Latest update : 2009-03-23

Four Societe Generale executives, including chief executive Daniel Bouton, who had been awarded thousands of stock options each, have agreed to give them up entirely after intense government pressure.

AFP - Top executives at Societe Generale have handed back thousands of stock options after French President Nicolas Sarkozy warned the perks were "unacceptable" given the state aid enjoyed by the bank, an internal letter showed Sunday.
Four Societe Generale bosses including chief executive Daniel Bouton, who last week received tens of thousands of stock options each, agreed Friday not to exercise them in the face of angry criticism from the French government.
Faced with continued attacks, they announced in a letter to staff at the bank, seen by AFP, they would give them up entirely.
"To cut short the controversy, we have decided to renounce these stock options and have informed the board of adminstrators," read the letter, to be mailed out on Monday.
Speaking a day after a million people took to the streets to demand a state boost to low wages, Sarkozy warned Friday it was "unacceptable" for executives of firms bailed out with state aid to receive bonuses and stock options.
The president made it clear he was referring to Societe Generale, which has received state loans worth 1.7 billion euros (2.3 billion dollars) to help it through the financial crisis.
"Obviously, some people are having trouble understanding what we are saying.
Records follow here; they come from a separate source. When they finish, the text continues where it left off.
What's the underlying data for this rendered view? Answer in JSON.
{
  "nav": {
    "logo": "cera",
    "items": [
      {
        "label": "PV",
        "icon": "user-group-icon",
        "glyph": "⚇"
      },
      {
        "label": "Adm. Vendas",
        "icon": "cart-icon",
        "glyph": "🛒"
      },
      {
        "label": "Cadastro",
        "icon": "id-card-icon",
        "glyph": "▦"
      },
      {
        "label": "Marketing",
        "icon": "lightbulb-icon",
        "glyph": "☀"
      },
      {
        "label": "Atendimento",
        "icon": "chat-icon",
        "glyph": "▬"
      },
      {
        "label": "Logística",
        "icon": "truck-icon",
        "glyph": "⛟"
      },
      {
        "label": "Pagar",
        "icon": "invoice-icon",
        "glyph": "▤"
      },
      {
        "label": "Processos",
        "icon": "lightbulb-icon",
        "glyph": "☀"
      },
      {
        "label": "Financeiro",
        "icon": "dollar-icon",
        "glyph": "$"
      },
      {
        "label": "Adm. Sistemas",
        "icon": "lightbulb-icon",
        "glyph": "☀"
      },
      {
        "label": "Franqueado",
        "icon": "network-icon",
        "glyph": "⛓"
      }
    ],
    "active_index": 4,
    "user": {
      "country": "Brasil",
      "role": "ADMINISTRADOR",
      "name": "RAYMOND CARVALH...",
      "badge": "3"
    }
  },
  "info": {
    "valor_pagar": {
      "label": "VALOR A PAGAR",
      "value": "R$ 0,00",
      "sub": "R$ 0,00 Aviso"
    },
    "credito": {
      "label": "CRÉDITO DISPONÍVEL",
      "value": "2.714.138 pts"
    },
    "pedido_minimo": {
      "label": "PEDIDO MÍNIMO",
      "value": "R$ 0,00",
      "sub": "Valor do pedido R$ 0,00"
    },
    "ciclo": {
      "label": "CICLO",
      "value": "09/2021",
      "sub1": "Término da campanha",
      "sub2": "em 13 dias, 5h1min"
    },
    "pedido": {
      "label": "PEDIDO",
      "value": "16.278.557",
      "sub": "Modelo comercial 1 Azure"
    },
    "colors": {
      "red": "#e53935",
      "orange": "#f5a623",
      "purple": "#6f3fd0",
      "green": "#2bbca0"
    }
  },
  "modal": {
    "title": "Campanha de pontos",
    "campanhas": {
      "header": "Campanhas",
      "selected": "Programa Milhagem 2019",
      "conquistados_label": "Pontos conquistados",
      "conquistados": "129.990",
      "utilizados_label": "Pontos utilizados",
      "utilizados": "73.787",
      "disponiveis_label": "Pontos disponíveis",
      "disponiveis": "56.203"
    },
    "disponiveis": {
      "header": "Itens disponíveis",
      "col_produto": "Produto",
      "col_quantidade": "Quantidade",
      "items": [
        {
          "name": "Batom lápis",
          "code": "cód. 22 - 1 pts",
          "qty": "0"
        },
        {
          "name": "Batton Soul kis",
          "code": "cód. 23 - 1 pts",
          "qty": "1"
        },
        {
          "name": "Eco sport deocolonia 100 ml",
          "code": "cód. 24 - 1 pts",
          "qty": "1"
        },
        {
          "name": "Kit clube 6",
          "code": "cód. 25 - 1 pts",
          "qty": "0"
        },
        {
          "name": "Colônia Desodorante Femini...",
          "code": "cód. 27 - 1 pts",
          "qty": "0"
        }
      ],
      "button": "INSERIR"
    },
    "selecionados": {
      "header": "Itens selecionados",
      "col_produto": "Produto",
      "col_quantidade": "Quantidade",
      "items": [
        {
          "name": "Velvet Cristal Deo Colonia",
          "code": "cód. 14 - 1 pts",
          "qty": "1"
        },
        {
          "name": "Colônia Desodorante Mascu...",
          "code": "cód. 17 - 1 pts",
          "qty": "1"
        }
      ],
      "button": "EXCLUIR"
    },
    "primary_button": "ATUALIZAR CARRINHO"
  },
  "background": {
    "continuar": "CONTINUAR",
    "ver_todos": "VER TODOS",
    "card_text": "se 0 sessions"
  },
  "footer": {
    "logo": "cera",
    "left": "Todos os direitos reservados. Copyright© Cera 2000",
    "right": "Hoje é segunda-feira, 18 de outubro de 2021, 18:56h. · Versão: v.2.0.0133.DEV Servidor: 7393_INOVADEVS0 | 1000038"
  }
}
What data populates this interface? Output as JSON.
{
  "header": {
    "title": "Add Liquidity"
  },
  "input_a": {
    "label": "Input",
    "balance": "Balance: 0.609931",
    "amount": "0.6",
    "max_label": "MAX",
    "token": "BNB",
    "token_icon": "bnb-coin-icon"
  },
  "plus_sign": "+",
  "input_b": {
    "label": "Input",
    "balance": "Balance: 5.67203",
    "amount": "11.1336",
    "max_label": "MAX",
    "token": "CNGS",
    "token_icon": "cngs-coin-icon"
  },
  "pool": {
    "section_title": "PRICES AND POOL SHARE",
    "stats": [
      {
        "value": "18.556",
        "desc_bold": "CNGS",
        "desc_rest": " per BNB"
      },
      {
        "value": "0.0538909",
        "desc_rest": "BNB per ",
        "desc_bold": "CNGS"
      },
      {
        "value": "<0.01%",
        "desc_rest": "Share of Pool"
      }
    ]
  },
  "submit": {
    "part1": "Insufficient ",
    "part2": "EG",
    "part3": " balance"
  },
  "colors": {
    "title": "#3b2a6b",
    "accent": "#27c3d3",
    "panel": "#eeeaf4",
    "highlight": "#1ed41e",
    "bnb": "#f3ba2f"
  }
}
Wherever there are layoffs, wherever there is state aid, bonuses and stocks options are unacceptable," Sarkozy said.
He added: "You cannot seek state money and (at the same time) draw up a plan to give out shares and bonuses."
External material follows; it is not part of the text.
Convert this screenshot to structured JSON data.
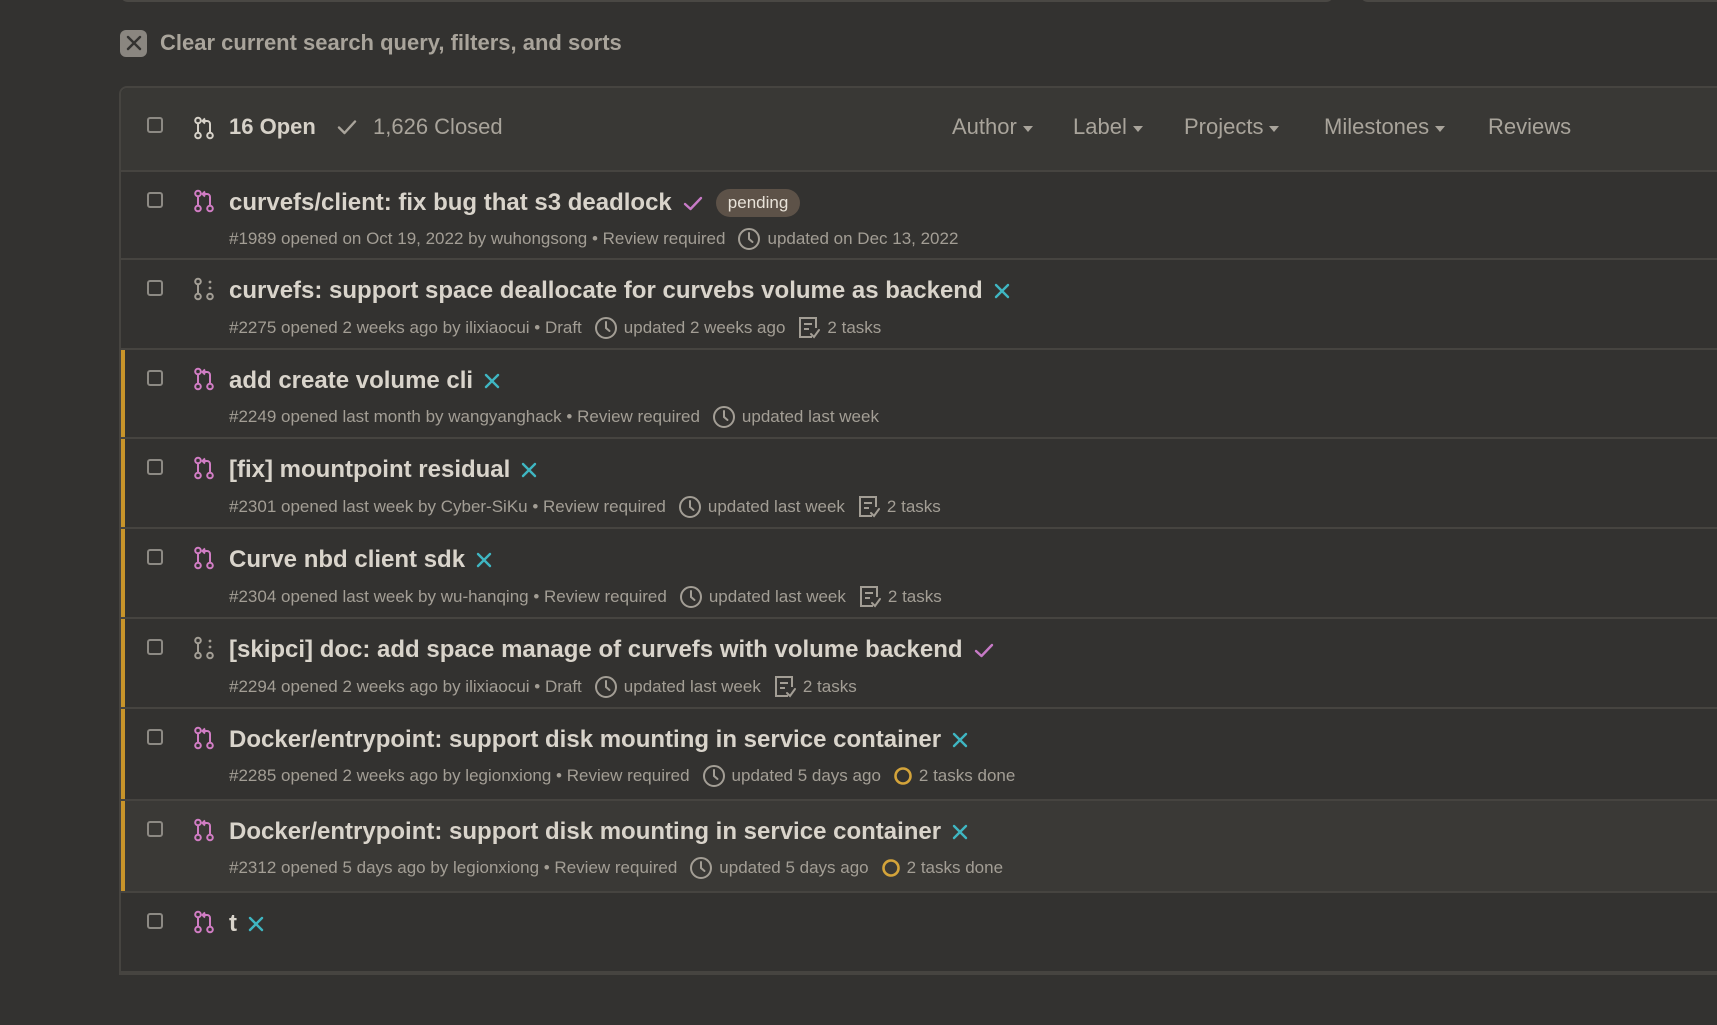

In Britain, the former head of beleaguered bank RBS, Fred Goodwin, is resisting government pressure to give up a monthly pension of about 700,000 pounds (745,000 euros, one million dollars) despite overseeing record losses.
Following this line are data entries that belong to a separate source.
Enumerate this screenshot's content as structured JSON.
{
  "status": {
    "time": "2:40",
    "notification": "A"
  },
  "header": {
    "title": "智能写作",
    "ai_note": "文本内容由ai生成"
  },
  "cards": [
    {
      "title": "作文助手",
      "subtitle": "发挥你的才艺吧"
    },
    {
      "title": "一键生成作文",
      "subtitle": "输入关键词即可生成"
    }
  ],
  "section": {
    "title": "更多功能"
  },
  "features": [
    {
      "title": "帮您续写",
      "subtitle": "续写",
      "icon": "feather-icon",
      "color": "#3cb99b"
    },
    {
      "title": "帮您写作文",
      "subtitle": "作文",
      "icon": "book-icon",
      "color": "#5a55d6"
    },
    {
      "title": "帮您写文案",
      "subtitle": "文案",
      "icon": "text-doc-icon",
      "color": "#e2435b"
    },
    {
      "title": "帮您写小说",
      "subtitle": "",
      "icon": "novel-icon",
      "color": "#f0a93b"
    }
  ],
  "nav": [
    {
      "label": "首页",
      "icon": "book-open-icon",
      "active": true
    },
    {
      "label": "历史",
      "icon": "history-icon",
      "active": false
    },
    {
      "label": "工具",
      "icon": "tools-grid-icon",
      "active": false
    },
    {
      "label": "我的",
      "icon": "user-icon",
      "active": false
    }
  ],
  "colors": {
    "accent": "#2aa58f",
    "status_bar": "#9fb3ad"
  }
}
Stock options enable executives to buy a specific number of shares in their company in the future and are frequently used as a form of bonus or incentive to encourage managers to boost share value.

Date created : 2009-03-22